Every Russian on the ground will struggle just to get through the day. There is nothing worse for military morale than a static, but “hot” front line of bad food, no hot water, flies/shit-smells everywhere, boredom, and dread of the (deadly accurate) shell with your name on it. The Ukrainians can rotate troops back to friendly, communities behind the lines. The Russian havens are farther away and much less committed to the fight.
Russians in static positions will be, literally, cannon fodder. Ukraine is now taking delivery of artillery and HIMARS rockets with much longer range and greater accuracy than the Russian artillery can match. Every time and every place the Russians try to settle in, Ukraine can drop a shell or rocket in their midst without risking retaliation.
Russian soldiers will come to know there is a shell with their name (or GPS coordinates) on it. The only thing more demoralizing than indiscriminate artillery barrages (Russia’s approach) are discriminating, accurate, devastating artillery bolts-out-of-the-blue. Having the command post wiped out by 4-5 “surprise” shells is more psychologically damaging than losing it to a barrage of 40-50 shells. The only “safe” places will be where there aren’t enough forces concentrated to make for a decent target. Those places will be tempting targets for Ukranian ground attacks. Leaving no place to hide.
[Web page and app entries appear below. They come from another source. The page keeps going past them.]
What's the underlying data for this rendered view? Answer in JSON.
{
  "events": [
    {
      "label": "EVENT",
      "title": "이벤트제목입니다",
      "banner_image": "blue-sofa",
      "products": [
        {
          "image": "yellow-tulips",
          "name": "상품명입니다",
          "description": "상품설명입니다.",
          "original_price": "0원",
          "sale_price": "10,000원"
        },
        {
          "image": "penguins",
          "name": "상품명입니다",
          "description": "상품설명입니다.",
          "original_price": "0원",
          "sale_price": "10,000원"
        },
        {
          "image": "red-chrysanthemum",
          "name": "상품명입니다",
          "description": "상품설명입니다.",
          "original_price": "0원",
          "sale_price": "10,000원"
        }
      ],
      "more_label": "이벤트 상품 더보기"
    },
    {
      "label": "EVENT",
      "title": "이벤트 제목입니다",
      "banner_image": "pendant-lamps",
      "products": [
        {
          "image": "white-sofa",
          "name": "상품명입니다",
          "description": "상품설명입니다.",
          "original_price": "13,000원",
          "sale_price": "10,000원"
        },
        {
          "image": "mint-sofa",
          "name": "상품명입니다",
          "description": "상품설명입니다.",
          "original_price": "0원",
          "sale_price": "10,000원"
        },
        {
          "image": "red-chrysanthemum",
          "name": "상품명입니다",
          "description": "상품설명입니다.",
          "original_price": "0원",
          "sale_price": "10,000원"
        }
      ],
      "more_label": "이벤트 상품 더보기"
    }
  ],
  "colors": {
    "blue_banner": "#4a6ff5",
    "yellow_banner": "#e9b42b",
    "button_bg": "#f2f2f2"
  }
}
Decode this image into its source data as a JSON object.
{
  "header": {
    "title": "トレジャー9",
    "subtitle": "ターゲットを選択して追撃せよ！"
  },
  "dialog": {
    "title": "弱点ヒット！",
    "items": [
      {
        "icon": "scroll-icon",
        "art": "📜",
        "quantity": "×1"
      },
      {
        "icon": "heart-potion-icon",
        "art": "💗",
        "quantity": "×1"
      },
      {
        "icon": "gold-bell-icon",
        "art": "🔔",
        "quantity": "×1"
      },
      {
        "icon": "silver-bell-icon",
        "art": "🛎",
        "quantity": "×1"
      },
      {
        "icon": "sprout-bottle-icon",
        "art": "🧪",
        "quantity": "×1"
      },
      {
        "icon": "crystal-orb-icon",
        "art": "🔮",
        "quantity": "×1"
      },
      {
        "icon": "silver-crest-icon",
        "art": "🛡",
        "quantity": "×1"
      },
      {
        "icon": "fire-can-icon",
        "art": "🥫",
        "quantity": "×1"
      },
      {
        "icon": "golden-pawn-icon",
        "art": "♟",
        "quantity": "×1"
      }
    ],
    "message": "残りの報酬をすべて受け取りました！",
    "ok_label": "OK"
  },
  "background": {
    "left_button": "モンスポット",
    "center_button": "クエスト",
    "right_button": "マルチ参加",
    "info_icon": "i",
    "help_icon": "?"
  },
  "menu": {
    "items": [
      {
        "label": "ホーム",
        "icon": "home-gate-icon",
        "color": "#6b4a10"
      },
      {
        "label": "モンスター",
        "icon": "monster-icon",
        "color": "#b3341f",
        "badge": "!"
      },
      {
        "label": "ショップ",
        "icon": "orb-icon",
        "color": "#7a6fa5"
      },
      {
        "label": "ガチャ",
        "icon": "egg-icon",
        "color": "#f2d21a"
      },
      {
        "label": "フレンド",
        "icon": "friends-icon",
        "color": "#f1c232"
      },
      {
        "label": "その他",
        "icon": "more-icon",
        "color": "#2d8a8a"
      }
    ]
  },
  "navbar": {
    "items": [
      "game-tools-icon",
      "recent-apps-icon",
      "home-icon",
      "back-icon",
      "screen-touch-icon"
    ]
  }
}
Russian artillery troops will go from hunters to hunted – scuttling about dodging incoming Ukrainian counter-battery fire. Every Russian artillery crew that fires a shot will have 4-5 minutes to run before Ukrainian shells come roaring in from beyond the Russian guns’ range. If they don’t fire, they still risk satellite or drone spotted pre-emptive attacks.
If Ukraine’s artillery lacks juicy front line targets, they can use the (longer-range) HIMARS missiles to hit rear-area supply depots and command centers. The Russian’s only weapon against the HIMARS are direct air attacks. The Russian Air Force hasn’t been up to that task so far. They likely won’t manage it any better in the next few months.
While Russia’s front line troops get picked off along a very long front line, the occupied rear areas will remain a problem. An occupation can require more troops than an invasion. Especially if/as local sentiment shifts against continued conflict. Consider the US experience in Iraq. The IED’s haven’t started up yet in Ukraine, but they will.
The Ukrainian army will have its own struggles on that static front line, but; They will shelter under an increasingly effective long-range artillery counter-battery umbrella; They are defending so they can hold the line thinly; They will gain morale-boosting hope from local or strategic counter-atacks; They have higher morale to start with.
Can Russia convert a hot war today into a “frozen conflict” to be resumed at some later date? Not as long as Ukraine (and the US) want to keep it a hot war.
Putin is betting the Germans and French will want the gas taps turned back on before winter comes to Europe. But the US and the front-line states – Poland, the Baltics, Slovakia – won’t countenance appeasement. They know it just kicks the can down the road. We’ve destroyed a lot of the Russian army already. We might as well finish the job now.
That takes a “frozen conflict” off the table. If Putin declares a cease fire and invites negotiations, Ukraine will just keep on shelling the Russians. Their supply of shells will keep rolling in across the Polish border. Unless Germany invades Poland to stop that supply. That seems unlikely.
Putin’s risk is the Germans et al finally realize a Russian military collapse is a faster path to turning the gas back vs a Ukrainian surrender. Because that is the only path Ukraine, Poland, the Baltics, and the US are forcing on Germany and France.
The same goes for the global famine card Putin is playing. Either “the world” works to push Ukraine to surrender or “the world” works on Russia to unblock the port at Odessa. The world will also figure out that Russian surrender is the better bet.
Haven’t blogged in a while. I’ve been busy/distracted, but also not a lot new to say on Ukraine.
I’d originally dusted off this blog to write up some thoughts on the Fed/Economy etc. I’ll turn to that in the next weeks/months.